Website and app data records
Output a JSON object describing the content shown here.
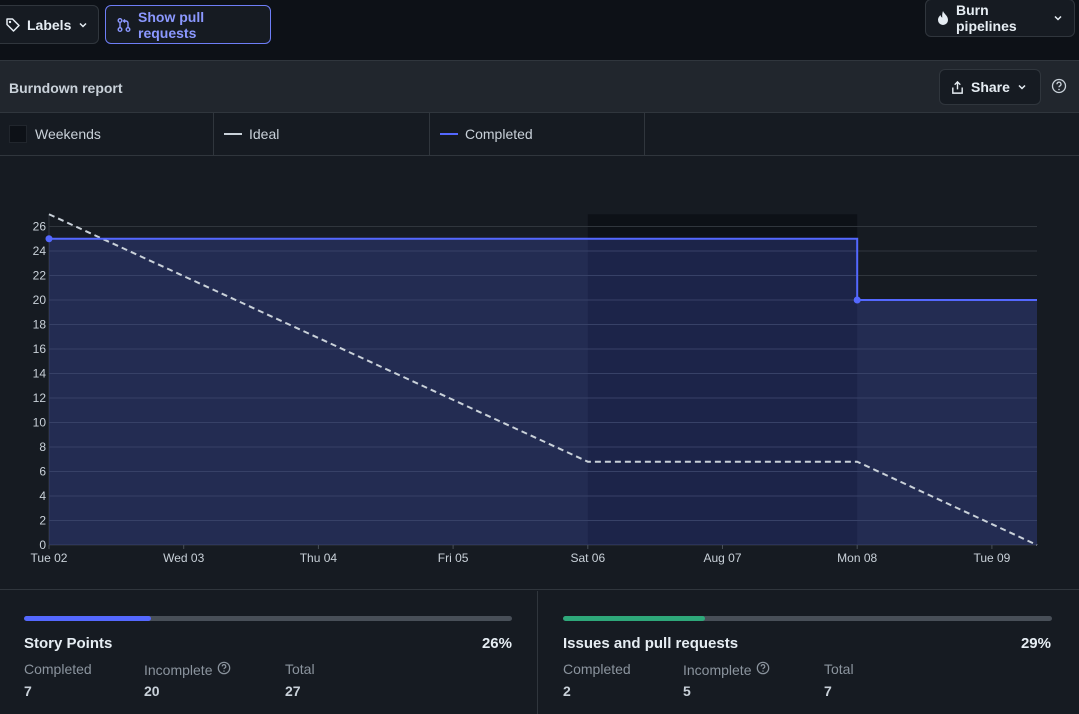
{
  "toolbar": {
    "labels_label": "Labels",
    "show_prs_label": "Show pull requests",
    "burn_pipelines_label": "Burn pipelines"
  },
  "report": {
    "title": "Burndown report",
    "share_label": "Share"
  },
  "legend": {
    "weekends": "Weekends",
    "ideal": "Ideal",
    "completed": "Completed"
  },
  "colors": {
    "completed": "#5468ff",
    "ideal": "#c9d1d9",
    "weekend": "#0d1117",
    "story_points_bar": "#5468ff",
    "issues_bar": "#2ea87a"
  },
  "chart_data": {
    "type": "line",
    "title": "",
    "xlabel": "",
    "ylabel": "",
    "x": [
      "Tue 02",
      "Wed 03",
      "Thu 04",
      "Fri 05",
      "Sat 06",
      "Aug 07",
      "Mon 08",
      "Tue 09"
    ],
    "ylim": [
      0,
      27
    ],
    "yticks": [
      0,
      2,
      4,
      6,
      8,
      10,
      12,
      14,
      16,
      18,
      20,
      22,
      24,
      26
    ],
    "weekend_range": [
      "Sat 06",
      "Mon 08"
    ],
    "grid": true,
    "legend_position": "top",
    "series": [
      {
        "name": "Ideal",
        "style": "dashed",
        "points": [
          [
            0,
            27
          ],
          [
            4,
            6.8
          ],
          [
            6,
            6.8
          ],
          [
            7.35,
            0
          ]
        ]
      },
      {
        "name": "Completed",
        "style": "step",
        "points": [
          [
            0,
            25
          ],
          [
            6,
            25
          ],
          [
            6,
            20
          ],
          [
            7.35,
            20
          ]
        ],
        "markers": [
          [
            0,
            25
          ],
          [
            6,
            20
          ]
        ]
      }
    ]
  },
  "stats": {
    "story_points": {
      "title": "Story Points",
      "percent": "26%",
      "progress": 0.26,
      "completed_label": "Completed",
      "completed_value": "7",
      "incomplete_label": "Incomplete",
      "incomplete_value": "20",
      "total_label": "Total",
      "total_value": "27"
    },
    "issues": {
      "title": "Issues and pull requests",
      "percent": "29%",
      "progress": 0.29,
      "completed_label": "Completed",
      "completed_value": "2",
      "incomplete_label": "Incomplete",
      "incomplete_value": "5",
      "total_label": "Total",
      "total_value": "7"
    }
  }
}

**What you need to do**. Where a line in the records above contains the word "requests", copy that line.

**Answer below**.
    "show_prs_label": "Show pull requests",
      "title": "Issues and pull requests",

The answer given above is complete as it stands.